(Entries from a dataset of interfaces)
▼

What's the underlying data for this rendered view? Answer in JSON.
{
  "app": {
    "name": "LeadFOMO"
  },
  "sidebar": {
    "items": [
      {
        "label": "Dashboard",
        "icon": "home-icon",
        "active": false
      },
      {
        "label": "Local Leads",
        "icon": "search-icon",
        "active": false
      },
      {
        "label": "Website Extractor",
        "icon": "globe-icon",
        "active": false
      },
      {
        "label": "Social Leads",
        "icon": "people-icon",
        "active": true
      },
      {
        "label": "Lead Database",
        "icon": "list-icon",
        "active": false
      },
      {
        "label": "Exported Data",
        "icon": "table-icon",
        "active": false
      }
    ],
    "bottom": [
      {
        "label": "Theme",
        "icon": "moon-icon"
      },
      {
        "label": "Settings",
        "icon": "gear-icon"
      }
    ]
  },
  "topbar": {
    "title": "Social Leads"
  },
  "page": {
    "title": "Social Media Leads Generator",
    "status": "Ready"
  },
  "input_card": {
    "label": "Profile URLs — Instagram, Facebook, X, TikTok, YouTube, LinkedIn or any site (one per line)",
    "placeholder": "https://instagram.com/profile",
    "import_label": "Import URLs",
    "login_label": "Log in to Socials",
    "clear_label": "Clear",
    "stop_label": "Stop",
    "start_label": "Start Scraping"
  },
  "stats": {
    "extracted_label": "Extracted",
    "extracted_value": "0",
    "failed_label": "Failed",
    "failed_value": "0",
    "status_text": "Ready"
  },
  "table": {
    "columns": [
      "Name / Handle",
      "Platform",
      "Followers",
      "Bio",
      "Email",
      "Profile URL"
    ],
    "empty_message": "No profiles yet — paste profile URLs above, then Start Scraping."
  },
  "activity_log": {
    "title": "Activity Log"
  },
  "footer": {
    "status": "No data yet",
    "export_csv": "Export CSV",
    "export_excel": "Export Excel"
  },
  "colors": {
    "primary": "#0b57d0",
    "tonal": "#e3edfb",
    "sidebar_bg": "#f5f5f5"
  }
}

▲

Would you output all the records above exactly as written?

### SOLUTION TO THIS PROBLEM
What's the underlying data for this rendered view? Answer in JSON.
{
  "app": {
    "name": "LeadFOMO"
  },
  "sidebar": {
    "items": [
      {
        "label": "Dashboard",
        "icon": "home-icon",
        "active": false
      },
      {
        "label": "Local Leads",
        "icon": "search-icon",
        "active": false
      },
      {
        "label": "Website Extractor",
        "icon": "globe-icon",
        "active": false
      },
      {
        "label": "Social Leads",
        "icon": "people-icon",
        "active": true
      },
      {
        "label": "Lead Database",
        "icon": "list-icon",
        "active": false
      },
      {
        "label": "Exported Data",
        "icon": "table-icon",
        "active": false
      }
    ],
    "bottom": [
      {
        "label": "Theme",
        "icon": "moon-icon"
      },
      {
        "label": "Settings",
        "icon": "gear-icon"
      }
    ]
  },
  "topbar": {
    "title": "Social Leads"
  },
  "page": {
    "title": "Social Media Leads Generator",
    "status": "Ready"
  },
  "input_card": {
    "label": "Profile URLs — Instagram, Facebook, X, TikTok, YouTube, LinkedIn or any site (one per line)",
    "placeholder": "https://instagram.com/profile",
    "import_label": "Import URLs",
    "login_label": "Log in to Socials",
    "clear_label": "Clear",
    "stop_label": "Stop",
    "start_label": "Start Scraping"
  },
  "stats": {
    "extracted_label": "Extracted",
    "extracted_value": "0",
    "failed_label": "Failed",
    "failed_value": "0",
    "status_text": "Ready"
  },
  "table": {
    "columns": [
      "Name / Handle",
      "Platform",
      "Followers",
      "Bio",
      "Email",
      "Profile URL"
    ],
    "empty_message": "No profiles yet — paste profile URLs above, then Start Scraping."
  },
  "activity_log": {
    "title": "Activity Log"
  },
  "footer": {
    "status": "No data yet",
    "export_csv": "Export CSV",
    "export_excel": "Export Excel"
  },
  "colors": {
    "primary": "#0b57d0",
    "tonal": "#e3edfb",
    "sidebar_bg": "#f5f5f5"
  }
}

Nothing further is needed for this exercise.